Elsewhere, Eric Bana gives a wonderfully villainous turn as Nero, albeit with a couple of moments where he seems to be echoing Heath Ledger in The Dark Knight- though I'm sure that was just me seeing Jokers everywhere- and Karl Urban is terrific as the neurotic Dr. "Bones" McCoy. Both Bana and Urban are generally underrated as actors, although I prefer to see the former in supporting roles as opposed to leading roles. With such a large cast of characters, you'd think that some characters would be short-changed, but the film manages what no X-Men film ever has by balancing them all, giving each of them their moment to shine. The only character who feels under-used is Simon Pegg's Scotty, but it's a narrative necessity that he doesn't enter the film until after the halfway point. And the time he does have on-screen is brilliant too.

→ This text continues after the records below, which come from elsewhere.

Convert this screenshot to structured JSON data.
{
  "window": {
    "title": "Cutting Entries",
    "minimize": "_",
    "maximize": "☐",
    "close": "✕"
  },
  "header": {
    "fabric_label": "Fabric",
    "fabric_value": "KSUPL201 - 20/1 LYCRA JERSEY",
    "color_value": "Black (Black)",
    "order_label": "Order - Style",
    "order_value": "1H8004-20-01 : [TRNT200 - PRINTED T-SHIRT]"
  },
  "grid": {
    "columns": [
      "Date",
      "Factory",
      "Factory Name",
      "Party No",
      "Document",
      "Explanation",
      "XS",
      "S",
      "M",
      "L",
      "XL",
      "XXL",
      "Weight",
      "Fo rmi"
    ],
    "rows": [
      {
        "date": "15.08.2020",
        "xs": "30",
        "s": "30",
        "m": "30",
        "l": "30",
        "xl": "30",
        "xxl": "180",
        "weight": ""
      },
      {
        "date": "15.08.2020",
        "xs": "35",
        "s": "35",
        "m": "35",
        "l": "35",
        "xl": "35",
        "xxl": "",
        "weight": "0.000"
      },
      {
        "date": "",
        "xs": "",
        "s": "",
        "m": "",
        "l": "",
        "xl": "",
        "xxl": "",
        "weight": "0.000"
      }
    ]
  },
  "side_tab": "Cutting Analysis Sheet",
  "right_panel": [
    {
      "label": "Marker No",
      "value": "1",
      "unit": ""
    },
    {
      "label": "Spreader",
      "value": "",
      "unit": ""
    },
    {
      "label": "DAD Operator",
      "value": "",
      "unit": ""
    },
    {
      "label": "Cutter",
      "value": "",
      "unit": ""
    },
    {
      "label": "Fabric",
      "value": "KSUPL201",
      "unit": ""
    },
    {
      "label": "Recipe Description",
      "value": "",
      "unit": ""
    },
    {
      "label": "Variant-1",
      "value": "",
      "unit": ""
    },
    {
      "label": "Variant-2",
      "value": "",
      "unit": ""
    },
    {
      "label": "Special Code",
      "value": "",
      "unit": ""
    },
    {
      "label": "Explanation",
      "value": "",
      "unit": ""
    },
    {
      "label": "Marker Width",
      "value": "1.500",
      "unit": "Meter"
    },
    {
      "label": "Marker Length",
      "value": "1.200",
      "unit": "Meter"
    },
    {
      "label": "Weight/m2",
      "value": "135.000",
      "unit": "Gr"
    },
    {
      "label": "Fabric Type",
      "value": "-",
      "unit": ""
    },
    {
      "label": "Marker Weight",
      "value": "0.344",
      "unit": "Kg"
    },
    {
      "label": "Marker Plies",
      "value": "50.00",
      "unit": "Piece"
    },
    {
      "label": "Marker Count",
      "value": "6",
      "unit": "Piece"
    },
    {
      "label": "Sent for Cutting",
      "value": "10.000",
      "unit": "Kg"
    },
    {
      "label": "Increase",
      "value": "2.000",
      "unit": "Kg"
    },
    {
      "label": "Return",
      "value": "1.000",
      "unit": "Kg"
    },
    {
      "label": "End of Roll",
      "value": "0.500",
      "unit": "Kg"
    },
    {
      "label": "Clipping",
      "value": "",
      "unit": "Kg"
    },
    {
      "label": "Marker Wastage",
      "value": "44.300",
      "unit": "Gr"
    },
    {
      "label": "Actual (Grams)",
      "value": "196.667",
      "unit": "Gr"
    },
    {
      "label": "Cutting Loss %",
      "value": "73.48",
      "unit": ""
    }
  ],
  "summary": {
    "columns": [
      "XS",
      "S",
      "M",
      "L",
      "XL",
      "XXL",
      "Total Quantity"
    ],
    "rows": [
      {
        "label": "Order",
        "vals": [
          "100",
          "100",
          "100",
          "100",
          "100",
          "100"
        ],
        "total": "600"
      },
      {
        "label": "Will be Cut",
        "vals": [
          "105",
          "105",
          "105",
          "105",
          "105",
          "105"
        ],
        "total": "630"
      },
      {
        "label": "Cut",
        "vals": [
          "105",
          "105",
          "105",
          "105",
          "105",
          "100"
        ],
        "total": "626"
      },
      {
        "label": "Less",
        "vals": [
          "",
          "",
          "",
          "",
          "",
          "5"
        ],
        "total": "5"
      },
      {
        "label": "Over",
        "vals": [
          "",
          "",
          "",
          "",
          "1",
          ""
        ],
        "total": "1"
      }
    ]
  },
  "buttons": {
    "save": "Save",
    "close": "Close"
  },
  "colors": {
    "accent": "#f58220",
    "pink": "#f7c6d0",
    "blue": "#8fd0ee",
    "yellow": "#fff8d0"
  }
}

Scotty being slightly sidelined by the narrative does illustrate how the narrative is paramount to Abrams' film. That's not to say there aren't a few good references to the show's tropes and conventions for the fans- my friend Andy came with me to see this, and he was essentially my reference-o-meter, with big grins following every reference to the Kobayashi Maru or Scotty giving it all she's got. And that those references gel with the narrative without alienating newbies is marvellous. The major strength of Abrams' M:I3 was its structure and pace, and as it was in that film, Star Trek's second act just doesn't let up for a moment. This does slightly undercut the film's climax, which doesn't feel quite as riproaring as what had come immediately before, but provides for an incredibly entertaining film nonetheless. The opening half-hour does feel like it could've used a little editing too, as we plod through the fan-serving glimpses of Kirk and Spock in their respective childhoods, but once the Enterprise takes off into space, it's all go.
Though it seems I've gone to great pains to establish my disinterest in Star Trek at the beginning of this review, I was fortunate enough that I opened my mind and watched Wrath of Khan on Monday night and found it to be one of the best sci-fi films I've ever seen. That the subsequent films essentially retconned the ending hardly endears the other films in the series to me, but I think I went in to see this film with expectations that it would best even Khan, and it only slightly underperformed. So it's maybe not the best of the films, but it's a hell of a way way to kick off a new franchise. Like all the really good reboots (all two of them), it's entertaining, intelligent, and the ending leaves you wanting more. Perhaps the inevitable sequel will be even better. And have more Simon Pegg. As it is, Star Trek is a very good film on its own merits, and one I'll happily see again and again this summer. A coach trip to my nearest IMAX screen might even be in order. The definitive beginning, not only to Kirk and Spock's adventures, but to this year's summer movie season.
And if it's a choice between this and Wolverine- for the love of Landru, make sure you see this.
Coming next... um... probably that vampire rant/review I mentioned, but if not, another raft of reviews, including State of Play and Coraline (once I've seen them).
Until next time, don't watch anything I wouldn't watch!